* **Data records**:
☆ ☆ ☆ ☆ ☆ ☆ ☆

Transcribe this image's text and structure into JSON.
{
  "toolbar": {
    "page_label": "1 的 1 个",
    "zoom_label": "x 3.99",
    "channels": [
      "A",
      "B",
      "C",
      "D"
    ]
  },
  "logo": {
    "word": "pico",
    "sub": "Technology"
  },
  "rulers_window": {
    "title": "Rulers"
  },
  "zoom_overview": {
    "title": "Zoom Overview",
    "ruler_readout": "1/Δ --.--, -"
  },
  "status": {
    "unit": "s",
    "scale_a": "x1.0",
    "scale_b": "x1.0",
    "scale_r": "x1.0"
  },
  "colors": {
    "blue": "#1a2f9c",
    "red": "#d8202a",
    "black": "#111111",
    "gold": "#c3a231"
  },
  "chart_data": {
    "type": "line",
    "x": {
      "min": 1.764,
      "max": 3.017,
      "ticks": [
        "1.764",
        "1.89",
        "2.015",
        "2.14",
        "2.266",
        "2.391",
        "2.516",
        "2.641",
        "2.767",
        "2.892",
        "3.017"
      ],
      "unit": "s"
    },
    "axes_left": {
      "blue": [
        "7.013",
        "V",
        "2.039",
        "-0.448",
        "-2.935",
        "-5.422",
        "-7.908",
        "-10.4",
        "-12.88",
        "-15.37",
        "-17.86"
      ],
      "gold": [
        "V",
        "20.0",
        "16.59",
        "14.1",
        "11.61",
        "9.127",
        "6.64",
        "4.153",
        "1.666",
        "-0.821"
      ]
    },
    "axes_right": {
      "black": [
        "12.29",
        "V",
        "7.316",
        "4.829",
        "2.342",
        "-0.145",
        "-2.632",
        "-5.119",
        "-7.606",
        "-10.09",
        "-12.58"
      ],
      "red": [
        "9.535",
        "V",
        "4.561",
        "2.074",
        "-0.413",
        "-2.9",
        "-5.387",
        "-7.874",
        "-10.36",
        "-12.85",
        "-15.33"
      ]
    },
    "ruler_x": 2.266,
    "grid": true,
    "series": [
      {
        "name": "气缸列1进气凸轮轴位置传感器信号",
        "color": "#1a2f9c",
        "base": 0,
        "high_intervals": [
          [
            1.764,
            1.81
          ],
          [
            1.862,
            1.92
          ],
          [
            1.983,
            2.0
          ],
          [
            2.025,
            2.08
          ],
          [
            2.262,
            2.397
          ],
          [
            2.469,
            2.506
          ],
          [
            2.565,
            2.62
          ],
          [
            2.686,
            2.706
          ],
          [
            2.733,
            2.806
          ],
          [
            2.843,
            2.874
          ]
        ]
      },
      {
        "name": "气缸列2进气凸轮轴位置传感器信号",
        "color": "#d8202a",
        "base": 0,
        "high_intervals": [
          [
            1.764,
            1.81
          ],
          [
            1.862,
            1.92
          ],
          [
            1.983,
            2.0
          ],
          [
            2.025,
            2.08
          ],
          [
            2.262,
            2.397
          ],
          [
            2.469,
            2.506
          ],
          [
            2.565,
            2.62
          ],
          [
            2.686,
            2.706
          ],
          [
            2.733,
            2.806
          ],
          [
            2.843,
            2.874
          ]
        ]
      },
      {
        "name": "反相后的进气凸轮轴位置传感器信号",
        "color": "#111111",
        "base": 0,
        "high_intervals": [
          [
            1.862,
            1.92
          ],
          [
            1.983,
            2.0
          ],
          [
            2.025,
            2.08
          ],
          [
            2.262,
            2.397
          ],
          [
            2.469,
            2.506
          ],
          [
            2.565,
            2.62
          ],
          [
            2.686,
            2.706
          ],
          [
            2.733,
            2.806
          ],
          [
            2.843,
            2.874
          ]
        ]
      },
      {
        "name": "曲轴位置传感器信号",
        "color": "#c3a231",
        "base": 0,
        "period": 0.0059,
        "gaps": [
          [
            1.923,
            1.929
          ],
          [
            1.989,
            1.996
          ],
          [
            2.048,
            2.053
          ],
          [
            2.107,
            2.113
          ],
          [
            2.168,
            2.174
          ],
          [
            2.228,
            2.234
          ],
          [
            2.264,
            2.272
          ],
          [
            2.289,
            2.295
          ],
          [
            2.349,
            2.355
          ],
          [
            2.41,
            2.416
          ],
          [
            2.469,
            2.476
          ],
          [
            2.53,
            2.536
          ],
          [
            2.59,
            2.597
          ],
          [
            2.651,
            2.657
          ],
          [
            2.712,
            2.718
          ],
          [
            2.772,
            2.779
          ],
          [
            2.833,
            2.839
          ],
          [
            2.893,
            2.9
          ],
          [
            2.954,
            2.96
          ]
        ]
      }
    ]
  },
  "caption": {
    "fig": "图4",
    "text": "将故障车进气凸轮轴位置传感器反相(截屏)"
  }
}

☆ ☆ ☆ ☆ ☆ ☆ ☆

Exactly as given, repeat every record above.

Transcribe this image's text and structure into JSON.
{
  "toolbar": {
    "page_label": "1 的 1 个",
    "zoom_label": "x 3.99",
    "channels": [
      "A",
      "B",
      "C",
      "D"
    ]
  },
  "logo": {
    "word": "pico",
    "sub": "Technology"
  },
  "rulers_window": {
    "title": "Rulers"
  },
  "zoom_overview": {
    "title": "Zoom Overview",
    "ruler_readout": "1/Δ --.--, -"
  },
  "status": {
    "unit": "s",
    "scale_a": "x1.0",
    "scale_b": "x1.0",
    "scale_r": "x1.0"
  },
  "colors": {
    "blue": "#1a2f9c",
    "red": "#d8202a",
    "black": "#111111",
    "gold": "#c3a231"
  },
  "chart_data": {
    "type": "line",
    "x": {
      "min": 1.764,
      "max": 3.017,
      "ticks": [
        "1.764",
        "1.89",
        "2.015",
        "2.14",
        "2.266",
        "2.391",
        "2.516",
        "2.641",
        "2.767",
        "2.892",
        "3.017"
      ],
      "unit": "s"
    },
    "axes_left": {
      "blue": [
        "7.013",
        "V",
        "2.039",
        "-0.448",
        "-2.935",
        "-5.422",
        "-7.908",
        "-10.4",
        "-12.88",
        "-15.37",
        "-17.86"
      ],
      "gold": [
        "V",
        "20.0",
        "16.59",
        "14.1",
        "11.61",
        "9.127",
        "6.64",
        "4.153",
        "1.666",
        "-0.821"
      ]
    },
    "axes_right": {
      "black": [
        "12.29",
        "V",
        "7.316",
        "4.829",
        "2.342",
        "-0.145",
        "-2.632",
        "-5.119",
        "-7.606",
        "-10.09",
        "-12.58"
      ],
      "red": [
        "9.535",
        "V",
        "4.561",
        "2.074",
        "-0.413",
        "-2.9",
        "-5.387",
        "-7.874",
        "-10.36",
        "-12.85",
        "-15.33"
      ]
    },
    "ruler_x": 2.266,
    "grid": true,
    "series": [
      {
        "name": "气缸列1进气凸轮轴位置传感器信号",
        "color": "#1a2f9c",
        "base": 0,
        "high_intervals": [
          [
            1.764,
            1.81
          ],
          [
            1.862,
            1.92
          ],
          [
            1.983,
            2.0
          ],
          [
            2.025,
            2.08
          ],
          [
            2.262,
            2.397
          ],
          [
            2.469,
            2.506
          ],
          [
            2.565,
            2.62
          ],
          [
            2.686,
            2.706
          ],
          [
            2.733,
            2.806
          ],
          [
            2.843,
            2.874
          ]
        ]
      },
      {
        "name": "气缸列2进气凸轮轴位置传感器信号",
        "color": "#d8202a",
        "base": 0,
        "high_intervals": [
          [
            1.764,
            1.81
          ],
          [
            1.862,
            1.92
          ],
          [
            1.983,
            2.0
          ],
          [
            2.025,
            2.08
          ],
          [
            2.262,
            2.397
          ],
          [
            2.469,
            2.506
          ],
          [
            2.565,
            2.62
          ],
          [
            2.686,
            2.706
          ],
          [
            2.733,
            2.806
          ],
          [
            2.843,
            2.874
          ]
        ]
      },
      {
        "name": "反相后的进气凸轮轴位置传感器信号",
        "color": "#111111",
        "base": 0,
        "high_intervals": [
          [
            1.862,
            1.92
          ],
          [
            1.983,
            2.0
          ],
          [
            2.025,
            2.08
          ],
          [
            2.262,
            2.397
          ],
          [
            2.469,
            2.506
          ],
          [
            2.565,
            2.62
          ],
          [
            2.686,
            2.706
          ],
          [
            2.733,
            2.806
          ],
          [
            2.843,
            2.874
          ]
        ]
      },
      {
        "name": "曲轴位置传感器信号",
        "color": "#c3a231",
        "base": 0,
        "period": 0.0059,
        "gaps": [
          [
            1.923,
            1.929
          ],
          [
            1.989,
            1.996
          ],
          [
            2.048,
            2.053
          ],
          [
            2.107,
            2.113
          ],
          [
            2.168,
            2.174
          ],
          [
            2.228,
            2.234
          ],
          [
            2.264,
            2.272
          ],
          [
            2.289,
            2.295
          ],
          [
            2.349,
            2.355
          ],
          [
            2.41,
            2.416
          ],
          [
            2.469,
            2.476
          ],
          [
            2.53,
            2.536
          ],
          [
            2.59,
            2.597
          ],
          [
            2.651,
            2.657
          ],
          [
            2.712,
            2.718
          ],
          [
            2.772,
            2.779
          ],
          [
            2.833,
            2.839
          ],
          [
            2.893,
            2.9
          ],
          [
            2.954,
            2.96
          ]
        ]
      }
    ]
  },
  "caption": {
    "fig": "图4",
    "text": "将故障车进气凸轮轴位置传感器反相(截屏)"
  }
}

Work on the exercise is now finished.